More than just a place for football

New Vikings home has plans for kayaking, sculptures, rugby and beyond

Football will not be the only activity at the new Minnesota Vikings development under construction in Eagan.

Beyond coming to watch the Vikings training camp next summer, residents may visit the Vikings Lake development to kayak or cross-country ski in the future.

Plans for a plaza, trails system and a land bridge were unveiled last week during the Eagan City Council meeting.

Plans also include information about a potential 6,000-10,000 square foot, two-story pavilion in the plaza big enough to accommodate event space, rental facilities and food services.

Titled Skol Pavilion, the facility could rent out cross country skis, kayaks, skates, canoes and paddle boats to use on the nearby lakes and trails.

The pavilion would be adjacent to a .65-mile trail that will surround both the north and south lake on the property.

“We want people to be able to come to this area to live, work and play, and we have to create the amenities for the people in the area to do that,” said Steve Poppen, executive vice president and chief financial officer who spoke presentation during an Eagan Foundation fundraiser at Bald Man Brewing last week.

The pavillion would be privately owned an operated, yet open to the public for events. The trails would be open to all.

It is part of a future phase, but shared with the Eagan City Council last week.

It will be graded and seeded during this year, but is still in the development process.

“It’s architecturally not ready,” said Patrick Mascia, a shareholder at Briggs and Morgan who represented the Vikings during the City Council meeting. “With everything going on, It’s not fully designed or budgeted.”

Construction of the plaza and trails are to start this summer and be completed by April 2018.

Plans include a dock access to the southern lake and a land bridge connecting the eastern portion of the property with the Vikings stadium and Twin Cities Orthopedics building.

The land bridge plans include Viking-related sculptures and hall of fame plaques.
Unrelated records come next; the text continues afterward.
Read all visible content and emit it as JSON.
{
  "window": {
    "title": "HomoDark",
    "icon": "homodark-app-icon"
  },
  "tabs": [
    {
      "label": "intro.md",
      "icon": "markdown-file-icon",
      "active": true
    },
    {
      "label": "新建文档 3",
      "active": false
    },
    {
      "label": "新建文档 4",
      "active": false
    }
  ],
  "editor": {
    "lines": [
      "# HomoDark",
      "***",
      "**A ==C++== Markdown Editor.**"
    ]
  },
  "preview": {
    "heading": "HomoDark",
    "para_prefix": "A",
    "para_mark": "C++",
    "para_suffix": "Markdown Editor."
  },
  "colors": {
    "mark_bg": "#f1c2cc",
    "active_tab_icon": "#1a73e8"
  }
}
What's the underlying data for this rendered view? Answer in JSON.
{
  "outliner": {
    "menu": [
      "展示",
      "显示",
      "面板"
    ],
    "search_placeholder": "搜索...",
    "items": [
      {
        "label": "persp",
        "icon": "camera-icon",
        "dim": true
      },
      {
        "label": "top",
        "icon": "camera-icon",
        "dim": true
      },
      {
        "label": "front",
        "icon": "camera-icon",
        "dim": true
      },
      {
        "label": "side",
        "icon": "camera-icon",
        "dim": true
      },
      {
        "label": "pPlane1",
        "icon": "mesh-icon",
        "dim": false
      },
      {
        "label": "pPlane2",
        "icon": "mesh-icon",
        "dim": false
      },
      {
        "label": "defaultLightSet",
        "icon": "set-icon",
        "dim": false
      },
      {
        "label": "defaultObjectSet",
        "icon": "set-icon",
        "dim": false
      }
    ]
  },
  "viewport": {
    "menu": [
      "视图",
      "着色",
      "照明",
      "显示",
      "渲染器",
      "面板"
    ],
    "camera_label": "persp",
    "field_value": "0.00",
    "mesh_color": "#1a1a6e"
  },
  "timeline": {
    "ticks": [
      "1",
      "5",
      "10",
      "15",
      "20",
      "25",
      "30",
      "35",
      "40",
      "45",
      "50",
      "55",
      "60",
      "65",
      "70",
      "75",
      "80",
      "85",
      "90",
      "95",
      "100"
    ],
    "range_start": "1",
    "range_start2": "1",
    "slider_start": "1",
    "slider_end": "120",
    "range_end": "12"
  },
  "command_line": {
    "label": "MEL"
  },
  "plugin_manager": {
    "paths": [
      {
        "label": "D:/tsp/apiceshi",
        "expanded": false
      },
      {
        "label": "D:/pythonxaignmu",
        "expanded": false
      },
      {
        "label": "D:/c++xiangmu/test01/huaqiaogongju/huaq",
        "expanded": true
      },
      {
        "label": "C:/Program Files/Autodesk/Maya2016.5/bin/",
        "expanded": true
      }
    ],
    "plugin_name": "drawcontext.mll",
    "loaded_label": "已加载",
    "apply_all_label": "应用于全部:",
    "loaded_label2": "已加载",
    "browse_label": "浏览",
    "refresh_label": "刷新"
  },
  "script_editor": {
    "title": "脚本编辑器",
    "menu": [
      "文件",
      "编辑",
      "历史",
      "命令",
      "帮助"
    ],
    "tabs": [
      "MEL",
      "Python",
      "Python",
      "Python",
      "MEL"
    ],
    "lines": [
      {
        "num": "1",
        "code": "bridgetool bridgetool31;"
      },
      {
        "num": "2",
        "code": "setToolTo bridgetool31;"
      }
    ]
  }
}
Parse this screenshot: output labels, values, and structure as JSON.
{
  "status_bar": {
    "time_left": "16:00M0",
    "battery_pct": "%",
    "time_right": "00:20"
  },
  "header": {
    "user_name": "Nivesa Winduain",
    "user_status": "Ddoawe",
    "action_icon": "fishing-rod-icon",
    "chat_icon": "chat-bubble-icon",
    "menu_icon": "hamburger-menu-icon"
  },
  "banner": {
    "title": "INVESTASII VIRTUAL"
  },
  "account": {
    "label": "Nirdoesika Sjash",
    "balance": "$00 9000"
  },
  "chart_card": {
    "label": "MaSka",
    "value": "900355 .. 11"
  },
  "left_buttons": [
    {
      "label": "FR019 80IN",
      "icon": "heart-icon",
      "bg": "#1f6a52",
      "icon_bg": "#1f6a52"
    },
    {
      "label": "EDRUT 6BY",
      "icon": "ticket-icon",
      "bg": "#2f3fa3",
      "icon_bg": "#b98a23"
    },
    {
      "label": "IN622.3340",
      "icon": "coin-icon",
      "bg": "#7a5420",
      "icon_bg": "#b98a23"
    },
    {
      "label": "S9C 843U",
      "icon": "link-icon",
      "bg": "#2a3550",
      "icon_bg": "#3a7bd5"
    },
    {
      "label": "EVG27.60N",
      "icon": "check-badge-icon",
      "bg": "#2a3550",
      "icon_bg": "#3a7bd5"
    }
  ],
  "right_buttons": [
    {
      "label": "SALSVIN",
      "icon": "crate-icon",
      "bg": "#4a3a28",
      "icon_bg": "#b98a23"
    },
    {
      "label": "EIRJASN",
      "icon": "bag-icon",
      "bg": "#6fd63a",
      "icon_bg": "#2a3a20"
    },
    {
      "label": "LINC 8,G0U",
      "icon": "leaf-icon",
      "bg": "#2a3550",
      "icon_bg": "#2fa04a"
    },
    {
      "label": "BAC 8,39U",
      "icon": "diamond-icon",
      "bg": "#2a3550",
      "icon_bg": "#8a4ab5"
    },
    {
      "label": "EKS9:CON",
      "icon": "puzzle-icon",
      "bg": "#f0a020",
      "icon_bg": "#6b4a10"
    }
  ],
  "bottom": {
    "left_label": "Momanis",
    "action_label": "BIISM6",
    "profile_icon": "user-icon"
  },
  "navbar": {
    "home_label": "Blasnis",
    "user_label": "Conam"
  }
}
It is replacing Northwest Parkway, a road that went in between the two lakes when Northwest Airlines owned the property.

Developers reorientated Vikings Parkway to the south to leave room for a bigger development to the east.

The upper part of the tiered plaza will serve as the primary entrance to the stadium and practice fields.

The center plaza will include a turf football field to serve as a staging ground for events such as exercise classes, kids, games, clinics and game-day activities .

The lower plaza will provide access to the team store and hall of fame located in the Sports Medicine Center. It would also be home to the future pavilion.

The amenities are intended to connect pedestrians to other locations throughout the development.

Poppen said the development will have also about 7.5 miles of bike trails total that connect to other bike paths within the city.
Beyond practice

Training camp isn’t the only reason why people from the Twin Cities will come to northern Eagan.

The stadium could house soccer, lacrosse, football or rugby games, and even small outdoor concerts once its operational, Poppen said.

The stadium can hold 6500 people and it’s able to support NCAA events.

The Vikings have also been in discussions with the Minnesota State High School League to possibly host neutral site playoff games and perhaps a weekly Friday night football game.

Poppen said their new stadium will be beneficially during playoff games because both sides of the stadium have an equal seating.

Section playoff games are often held at high schools where the visitors bleachers have fewer seats than the host side.

When fans come to watch training camp or events, there will be shared parking after normal business hours within the medical facility and on-street parking along Vikings Parkway.

Mascia said the Vikings are working with the city on a travel demand plan to proving traffic management for parking next spring.

According to Poppen, the organization plans to move into the new facility following the 2018 NFL Combine, which is usually held late February, early March.

The organization is excited for several reasons.

One is because players have access to the Twin Cities Orthopedics next door, which will help with the health of their players, Poppen said.

“We literally do MRIs all the time,” Poppen said. “Right now if a player needs an MRI they get in a company excursion van (from the current headquarters in Eden Prairie), and sit in traffic on 494 and drive to Edina.”

The new facility will also have four outdoor fields, two of which will be heated.

If the team is preparing for an outdoor game late in the year, they can prepare appropriately.

“If you going to play the Packers in December, you can go outside and play on a heated field right there,” Poppen said.

Punters and kickers will also be able to kick indoors with the team. Currently, Poppen said, they practice at US Bank Stadium because the ceiling is too low at their current facility in Winter Park.

Vikings Headquarters, along with its indoor practice facility and stadium, are currently under construction, as are the Twin City Orthopedics medical office building and the Sports Medicine Center.

The Vikings are only going to use 40 acres of the 200-acre property.

Poppen said the organization is focusing on the commercial office piece and studying a conference center/hotel in the eastern portion of the property.

The property will also include multifamily housing.

“That’s what the (Vikings owners) Wilfs do throughout the world,” Poppen said. “That’s what they do and they do it well.”

Retail/commercial is planned for the southeastern and northeastern portion of the development.